BRIEF: What is needed is each line of the data below that holds the string "Object".

DATASET:
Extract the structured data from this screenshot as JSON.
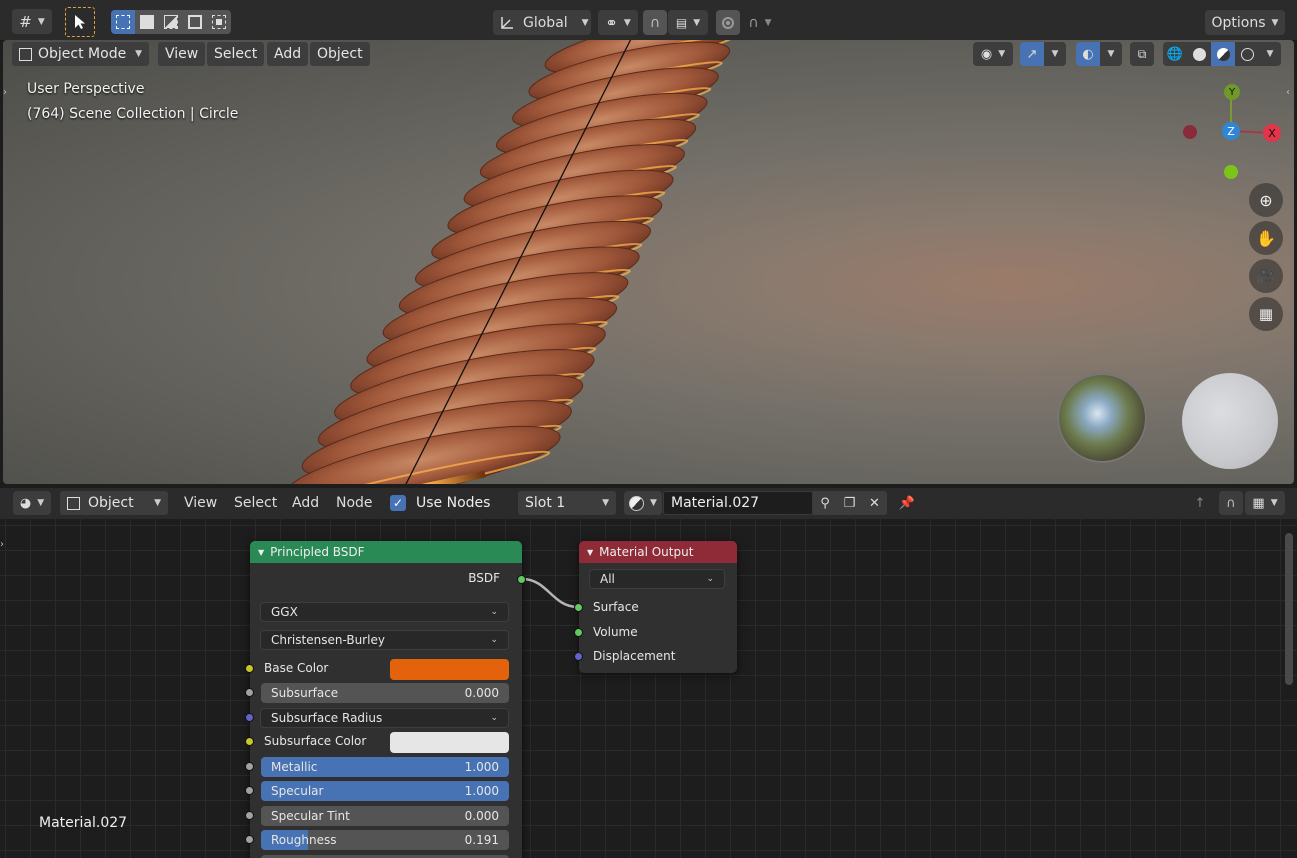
{
  "top_header": {
    "transform_orientation": "Global",
    "options_label": "Options"
  },
  "viewport_header": {
    "mode": "Object Mode",
    "menus": [
      "View",
      "Select",
      "Add",
      "Object"
    ]
  },
  "viewport": {
    "perspective": "User Perspective",
    "collection_info": "(764) Scene Collection | Circle",
    "gizmo_axes": {
      "y": "Y",
      "z": "Z",
      "x": "X"
    }
  },
  "node_header": {
    "object_type": "Object",
    "menus": [
      "View",
      "Select",
      "Add",
      "Node"
    ],
    "use_nodes_label": "Use Nodes",
    "slot": "Slot 1",
    "material_name": "Material.027"
  },
  "node_area": {
    "material_label": "Material.027"
  },
  "bsdf_node": {
    "title": "Principled BSDF",
    "output_label": "BSDF",
    "distribution": "GGX",
    "subsurface_method": "Christensen-Burley",
    "base_color_label": "Base Color",
    "base_color": "#e3630c",
    "subsurface": {
      "label": "Subsurface",
      "value": "0.000"
    },
    "subsurface_radius_label": "Subsurface Radius",
    "subsurface_color_label": "Subsurface Color",
    "subsurface_color": "#e6e6e6",
    "metallic": {
      "label": "Metallic",
      "value": "1.000"
    },
    "specular": {
      "label": "Specular",
      "value": "1.000"
    },
    "specular_tint": {
      "label": "Specular Tint",
      "value": "0.000"
    },
    "roughness": {
      "label": "Roughness",
      "value": "0.191",
      "fraction": 0.191
    }
  },
  "output_node": {
    "title": "Material Output",
    "target": "All",
    "inputs": [
      "Surface",
      "Volume",
      "Displacement"
    ]
  },
  "colors": {
    "accent": "#4772b3",
    "bsdf_header": "#2a8a55",
    "output_header": "#8f2b36"
  }
}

EXERCISE OUTPUT:
    "mode": "Object Mode",
      "Object"
    "object_type": "Object",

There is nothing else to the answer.